Saved data entries:
--- START ---

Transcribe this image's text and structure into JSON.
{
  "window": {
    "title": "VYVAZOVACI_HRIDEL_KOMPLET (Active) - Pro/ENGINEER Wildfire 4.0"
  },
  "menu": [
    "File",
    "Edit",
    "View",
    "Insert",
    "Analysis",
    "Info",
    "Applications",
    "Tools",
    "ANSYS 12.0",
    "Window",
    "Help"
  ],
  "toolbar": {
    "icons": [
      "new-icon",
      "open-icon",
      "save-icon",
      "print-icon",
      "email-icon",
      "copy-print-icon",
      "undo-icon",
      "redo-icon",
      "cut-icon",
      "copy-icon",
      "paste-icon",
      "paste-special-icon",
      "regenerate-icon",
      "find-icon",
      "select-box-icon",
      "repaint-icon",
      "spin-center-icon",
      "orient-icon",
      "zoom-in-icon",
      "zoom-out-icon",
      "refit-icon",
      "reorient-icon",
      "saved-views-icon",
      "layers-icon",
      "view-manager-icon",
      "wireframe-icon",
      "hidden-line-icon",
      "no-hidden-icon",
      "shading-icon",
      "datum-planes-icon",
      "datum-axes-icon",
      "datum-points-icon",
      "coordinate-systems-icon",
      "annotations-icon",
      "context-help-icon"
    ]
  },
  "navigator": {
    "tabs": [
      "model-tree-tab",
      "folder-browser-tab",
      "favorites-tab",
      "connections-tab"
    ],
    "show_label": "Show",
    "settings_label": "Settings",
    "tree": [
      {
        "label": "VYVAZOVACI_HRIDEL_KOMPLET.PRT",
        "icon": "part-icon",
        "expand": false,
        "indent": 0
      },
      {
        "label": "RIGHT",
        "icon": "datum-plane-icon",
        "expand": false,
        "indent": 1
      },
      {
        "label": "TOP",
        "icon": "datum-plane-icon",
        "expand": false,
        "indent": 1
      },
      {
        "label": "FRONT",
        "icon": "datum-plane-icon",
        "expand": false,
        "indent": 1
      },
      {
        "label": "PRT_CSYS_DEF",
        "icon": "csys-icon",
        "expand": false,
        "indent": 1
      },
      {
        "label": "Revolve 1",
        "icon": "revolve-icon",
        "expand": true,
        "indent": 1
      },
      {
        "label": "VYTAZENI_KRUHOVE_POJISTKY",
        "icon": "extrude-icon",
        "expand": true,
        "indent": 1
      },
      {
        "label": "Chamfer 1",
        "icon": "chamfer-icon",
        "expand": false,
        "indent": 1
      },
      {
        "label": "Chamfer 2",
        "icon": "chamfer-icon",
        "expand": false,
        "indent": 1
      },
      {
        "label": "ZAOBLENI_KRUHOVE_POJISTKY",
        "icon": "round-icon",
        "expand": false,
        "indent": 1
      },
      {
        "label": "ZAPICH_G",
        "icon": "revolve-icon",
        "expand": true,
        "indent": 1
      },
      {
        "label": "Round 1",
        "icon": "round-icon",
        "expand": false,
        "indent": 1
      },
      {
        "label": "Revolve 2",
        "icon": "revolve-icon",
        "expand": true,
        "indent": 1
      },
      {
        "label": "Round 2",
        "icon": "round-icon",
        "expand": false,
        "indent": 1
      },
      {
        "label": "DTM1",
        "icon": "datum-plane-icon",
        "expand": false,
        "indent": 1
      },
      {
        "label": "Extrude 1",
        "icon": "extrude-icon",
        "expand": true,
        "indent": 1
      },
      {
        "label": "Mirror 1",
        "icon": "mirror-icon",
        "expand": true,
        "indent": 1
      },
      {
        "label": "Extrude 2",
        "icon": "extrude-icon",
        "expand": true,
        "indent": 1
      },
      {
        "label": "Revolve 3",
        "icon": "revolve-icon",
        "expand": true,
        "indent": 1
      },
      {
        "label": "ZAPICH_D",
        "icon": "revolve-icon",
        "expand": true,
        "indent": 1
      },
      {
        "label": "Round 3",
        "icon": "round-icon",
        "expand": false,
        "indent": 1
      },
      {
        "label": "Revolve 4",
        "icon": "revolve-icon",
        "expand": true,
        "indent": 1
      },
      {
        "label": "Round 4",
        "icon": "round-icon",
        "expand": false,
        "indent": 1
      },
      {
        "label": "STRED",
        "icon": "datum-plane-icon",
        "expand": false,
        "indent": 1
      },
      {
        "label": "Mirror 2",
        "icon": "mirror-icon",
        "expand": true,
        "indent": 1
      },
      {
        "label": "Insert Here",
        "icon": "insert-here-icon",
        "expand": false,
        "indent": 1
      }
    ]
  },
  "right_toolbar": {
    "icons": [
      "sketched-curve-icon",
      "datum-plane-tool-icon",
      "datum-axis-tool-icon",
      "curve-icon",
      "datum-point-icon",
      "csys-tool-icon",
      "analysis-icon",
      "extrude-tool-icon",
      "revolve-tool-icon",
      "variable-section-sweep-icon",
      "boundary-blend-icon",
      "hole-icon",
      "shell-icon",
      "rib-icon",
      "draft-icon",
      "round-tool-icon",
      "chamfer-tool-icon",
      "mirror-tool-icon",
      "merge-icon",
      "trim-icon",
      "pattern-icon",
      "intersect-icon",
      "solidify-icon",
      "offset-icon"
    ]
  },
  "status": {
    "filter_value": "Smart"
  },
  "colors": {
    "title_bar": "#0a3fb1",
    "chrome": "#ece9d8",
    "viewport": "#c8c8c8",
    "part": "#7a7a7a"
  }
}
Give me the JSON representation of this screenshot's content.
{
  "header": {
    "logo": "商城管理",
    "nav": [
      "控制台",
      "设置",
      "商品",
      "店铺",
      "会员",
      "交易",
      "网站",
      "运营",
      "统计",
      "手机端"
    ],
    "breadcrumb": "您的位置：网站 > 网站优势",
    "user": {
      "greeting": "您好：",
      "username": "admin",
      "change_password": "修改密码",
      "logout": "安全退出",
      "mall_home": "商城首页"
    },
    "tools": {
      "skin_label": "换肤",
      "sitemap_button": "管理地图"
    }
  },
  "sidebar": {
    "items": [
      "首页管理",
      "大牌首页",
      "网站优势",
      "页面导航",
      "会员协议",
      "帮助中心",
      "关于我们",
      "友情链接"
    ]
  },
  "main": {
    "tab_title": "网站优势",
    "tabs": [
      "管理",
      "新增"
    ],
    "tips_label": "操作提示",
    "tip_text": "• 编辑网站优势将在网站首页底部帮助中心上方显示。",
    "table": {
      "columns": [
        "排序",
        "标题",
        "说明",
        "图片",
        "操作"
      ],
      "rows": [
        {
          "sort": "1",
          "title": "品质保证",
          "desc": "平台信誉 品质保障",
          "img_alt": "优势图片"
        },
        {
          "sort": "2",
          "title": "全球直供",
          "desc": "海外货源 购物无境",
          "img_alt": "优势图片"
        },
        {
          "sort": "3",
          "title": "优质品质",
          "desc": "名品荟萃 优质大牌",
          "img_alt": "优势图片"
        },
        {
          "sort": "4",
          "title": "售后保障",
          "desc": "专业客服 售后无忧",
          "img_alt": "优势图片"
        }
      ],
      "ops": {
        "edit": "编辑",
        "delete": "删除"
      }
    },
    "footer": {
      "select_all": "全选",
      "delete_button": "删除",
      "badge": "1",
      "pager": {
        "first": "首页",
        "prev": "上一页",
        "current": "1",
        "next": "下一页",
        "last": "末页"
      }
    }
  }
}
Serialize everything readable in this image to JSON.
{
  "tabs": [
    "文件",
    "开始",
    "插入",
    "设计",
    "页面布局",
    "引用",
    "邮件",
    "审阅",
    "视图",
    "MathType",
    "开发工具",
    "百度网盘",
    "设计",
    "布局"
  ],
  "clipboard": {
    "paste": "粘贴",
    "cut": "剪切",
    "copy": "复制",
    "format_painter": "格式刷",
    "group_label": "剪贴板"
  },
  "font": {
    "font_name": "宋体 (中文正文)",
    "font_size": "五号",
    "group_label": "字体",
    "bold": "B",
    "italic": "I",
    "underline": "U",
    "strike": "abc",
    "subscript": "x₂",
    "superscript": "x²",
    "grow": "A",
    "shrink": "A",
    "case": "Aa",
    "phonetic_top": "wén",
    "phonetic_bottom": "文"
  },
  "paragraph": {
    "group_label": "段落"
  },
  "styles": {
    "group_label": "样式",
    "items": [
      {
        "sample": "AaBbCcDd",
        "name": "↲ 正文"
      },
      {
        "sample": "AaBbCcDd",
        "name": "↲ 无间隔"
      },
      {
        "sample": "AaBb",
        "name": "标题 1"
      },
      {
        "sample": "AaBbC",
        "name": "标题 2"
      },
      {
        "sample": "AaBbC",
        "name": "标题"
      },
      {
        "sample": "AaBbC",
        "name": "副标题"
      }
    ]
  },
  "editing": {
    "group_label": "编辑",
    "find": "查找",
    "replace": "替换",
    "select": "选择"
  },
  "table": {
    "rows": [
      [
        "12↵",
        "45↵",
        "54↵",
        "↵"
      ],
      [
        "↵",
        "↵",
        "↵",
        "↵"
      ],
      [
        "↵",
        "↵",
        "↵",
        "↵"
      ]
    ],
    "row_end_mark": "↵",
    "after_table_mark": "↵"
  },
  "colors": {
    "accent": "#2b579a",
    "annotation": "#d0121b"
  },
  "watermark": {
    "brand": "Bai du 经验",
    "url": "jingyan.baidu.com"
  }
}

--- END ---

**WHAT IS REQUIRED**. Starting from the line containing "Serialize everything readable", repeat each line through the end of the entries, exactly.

**TASK ANSWER**.
Serialize everything readable in this image to JSON.
{
  "tabs": [
    "文件",
    "开始",
    "插入",
    "设计",
    "页面布局",
    "引用",
    "邮件",
    "审阅",
    "视图",
    "MathType",
    "开发工具",
    "百度网盘",
    "设计",
    "布局"
  ],
  "clipboard": {
    "paste": "粘贴",
    "cut": "剪切",
    "copy": "复制",
    "format_painter": "格式刷",
    "group_label": "剪贴板"
  },
  "font": {
    "font_name": "宋体 (中文正文)",
    "font_size": "五号",
    "group_label": "字体",
    "bold": "B",
    "italic": "I",
    "underline": "U",
    "strike": "abc",
    "subscript": "x₂",
    "superscript": "x²",
    "grow": "A",
    "shrink": "A",
    "case": "Aa",
    "phonetic_top": "wén",
    "phonetic_bottom": "文"
  },
  "paragraph": {
    "group_label": "段落"
  },
  "styles": {
    "group_label": "样式",
    "items": [
      {
        "sample": "AaBbCcDd",
        "name": "↲ 正文"
      },
      {
        "sample": "AaBbCcDd",
        "name": "↲ 无间隔"
      },
      {
        "sample": "AaBb",
        "name": "标题 1"
      },
      {
        "sample": "AaBbC",
        "name": "标题 2"
      },
      {
        "sample": "AaBbC",
        "name": "标题"
      },
      {
        "sample": "AaBbC",
        "name": "副标题"
      }
    ]
  },
  "editing": {
    "group_label": "编辑",
    "find": "查找",
    "replace": "替换",
    "select": "选择"
  },
  "table": {
    "rows": [
      [
        "12↵",
        "45↵",
        "54↵",
        "↵"
      ],
      [
        "↵",
        "↵",
        "↵",
        "↵"
      ],
      [
        "↵",
        "↵",
        "↵",
        "↵"
      ]
    ],
    "row_end_mark": "↵",
    "after_table_mark": "↵"
  },
  "colors": {
    "accent": "#2b579a",
    "annotation": "#d0121b"
  },
  "watermark": {
    "brand": "Bai du 经验",
    "url": "jingyan.baidu.com"
  }
}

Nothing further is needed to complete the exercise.